• [DIRECTIONS]:
Please reproduce the following records exactly as they appear.

• [ENTRIES PROVIDED]:
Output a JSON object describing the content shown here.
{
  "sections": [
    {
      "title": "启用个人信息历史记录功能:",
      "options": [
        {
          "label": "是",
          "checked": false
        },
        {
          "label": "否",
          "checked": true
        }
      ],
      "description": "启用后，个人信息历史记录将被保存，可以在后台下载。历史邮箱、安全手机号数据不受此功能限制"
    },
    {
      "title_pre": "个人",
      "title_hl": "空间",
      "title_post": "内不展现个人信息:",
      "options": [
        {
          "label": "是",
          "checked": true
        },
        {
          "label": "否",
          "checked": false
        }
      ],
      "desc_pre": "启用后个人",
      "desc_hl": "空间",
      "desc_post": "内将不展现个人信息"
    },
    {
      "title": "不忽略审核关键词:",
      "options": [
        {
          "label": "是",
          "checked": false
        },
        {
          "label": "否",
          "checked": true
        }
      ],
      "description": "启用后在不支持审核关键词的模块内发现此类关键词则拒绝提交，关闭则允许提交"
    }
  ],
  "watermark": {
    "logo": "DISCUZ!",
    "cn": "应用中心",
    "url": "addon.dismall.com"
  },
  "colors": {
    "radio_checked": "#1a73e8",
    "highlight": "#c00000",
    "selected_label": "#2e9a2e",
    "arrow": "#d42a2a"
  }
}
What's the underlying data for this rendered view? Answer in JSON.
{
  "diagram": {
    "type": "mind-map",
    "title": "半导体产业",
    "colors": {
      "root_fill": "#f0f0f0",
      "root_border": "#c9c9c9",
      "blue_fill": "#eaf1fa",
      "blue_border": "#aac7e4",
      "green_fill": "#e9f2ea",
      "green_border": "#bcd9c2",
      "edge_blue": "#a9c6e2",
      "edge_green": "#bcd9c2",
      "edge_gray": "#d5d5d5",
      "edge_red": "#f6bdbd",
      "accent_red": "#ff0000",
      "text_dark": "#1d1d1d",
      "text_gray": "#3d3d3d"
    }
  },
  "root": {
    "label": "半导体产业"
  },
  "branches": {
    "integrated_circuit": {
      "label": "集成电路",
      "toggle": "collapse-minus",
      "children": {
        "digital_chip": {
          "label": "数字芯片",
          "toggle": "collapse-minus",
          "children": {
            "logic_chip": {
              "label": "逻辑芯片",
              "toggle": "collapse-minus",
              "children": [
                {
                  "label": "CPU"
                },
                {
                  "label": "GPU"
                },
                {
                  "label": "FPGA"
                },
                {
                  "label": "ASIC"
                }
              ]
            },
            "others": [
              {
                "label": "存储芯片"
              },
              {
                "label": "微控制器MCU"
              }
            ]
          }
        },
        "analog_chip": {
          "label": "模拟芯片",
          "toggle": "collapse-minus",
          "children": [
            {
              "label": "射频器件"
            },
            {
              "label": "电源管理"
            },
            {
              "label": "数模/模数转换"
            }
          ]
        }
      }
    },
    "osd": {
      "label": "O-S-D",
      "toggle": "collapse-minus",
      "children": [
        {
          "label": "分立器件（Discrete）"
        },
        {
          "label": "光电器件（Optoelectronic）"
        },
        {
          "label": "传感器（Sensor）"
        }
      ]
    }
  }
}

• [WRITTEN RESPONSE]:
Output a JSON object describing the content shown here.
{
  "sections": [
    {
      "title": "启用个人信息历史记录功能:",
      "options": [
        {
          "label": "是",
          "checked": false
        },
        {
          "label": "否",
          "checked": true
        }
      ],
      "description": "启用后，个人信息历史记录将被保存，可以在后台下载。历史邮箱、安全手机号数据不受此功能限制"
    },
    {
      "title_pre": "个人",
      "title_hl": "空间",
      "title_post": "内不展现个人信息:",
      "options": [
        {
          "label": "是",
          "checked": true
        },
        {
          "label": "否",
          "checked": false
        }
      ],
      "desc_pre": "启用后个人",
      "desc_hl": "空间",
      "desc_post": "内将不展现个人信息"
    },
    {
      "title": "不忽略审核关键词:",
      "options": [
        {
          "label": "是",
          "checked": false
        },
        {
          "label": "否",
          "checked": true
        }
      ],
      "description": "启用后在不支持审核关键词的模块内发现此类关键词则拒绝提交，关闭则允许提交"
    }
  ],
  "watermark": {
    "logo": "DISCUZ!",
    "cn": "应用中心",
    "url": "addon.dismall.com"
  },
  "colors": {
    "radio_checked": "#1a73e8",
    "highlight": "#c00000",
    "selected_label": "#2e9a2e",
    "arrow": "#d42a2a"
  }
}
What's the underlying data for this rendered view? Answer in JSON.
{
  "diagram": {
    "type": "mind-map",
    "title": "半导体产业",
    "colors": {
      "root_fill": "#f0f0f0",
      "root_border": "#c9c9c9",
      "blue_fill": "#eaf1fa",
      "blue_border": "#aac7e4",
      "green_fill": "#e9f2ea",
      "green_border": "#bcd9c2",
      "edge_blue": "#a9c6e2",
      "edge_green": "#bcd9c2",
      "edge_gray": "#d5d5d5",
      "edge_red": "#f6bdbd",
      "accent_red": "#ff0000",
      "text_dark": "#1d1d1d",
      "text_gray": "#3d3d3d"
    }
  },
  "root": {
    "label": "半导体产业"
  },
  "branches": {
    "integrated_circuit": {
      "label": "集成电路",
      "toggle": "collapse-minus",
      "children": {
        "digital_chip": {
          "label": "数字芯片",
          "toggle": "collapse-minus",
          "children": {
            "logic_chip": {
              "label": "逻辑芯片",
              "toggle": "collapse-minus",
              "children": [
                {
                  "label": "CPU"
                },
                {
                  "label": "GPU"
                },
                {
                  "label": "FPGA"
                },
                {
                  "label": "ASIC"
                }
              ]
            },
            "others": [
              {
                "label": "存储芯片"
              },
              {
                "label": "微控制器MCU"
              }
            ]
          }
        },
        "analog_chip": {
          "label": "模拟芯片",
          "toggle": "collapse-minus",
          "children": [
            {
              "label": "射频器件"
            },
            {
              "label": "电源管理"
            },
            {
              "label": "数模/模数转换"
            }
          ]
        }
      }
    },
    "osd": {
      "label": "O-S-D",
      "toggle": "collapse-minus",
      "children": [
        {
          "label": "分立器件（Discrete）"
        },
        {
          "label": "光电器件（Optoelectronic）"
        },
        {
          "label": "传感器（Sensor）"
        }
      ]
    }
  }
}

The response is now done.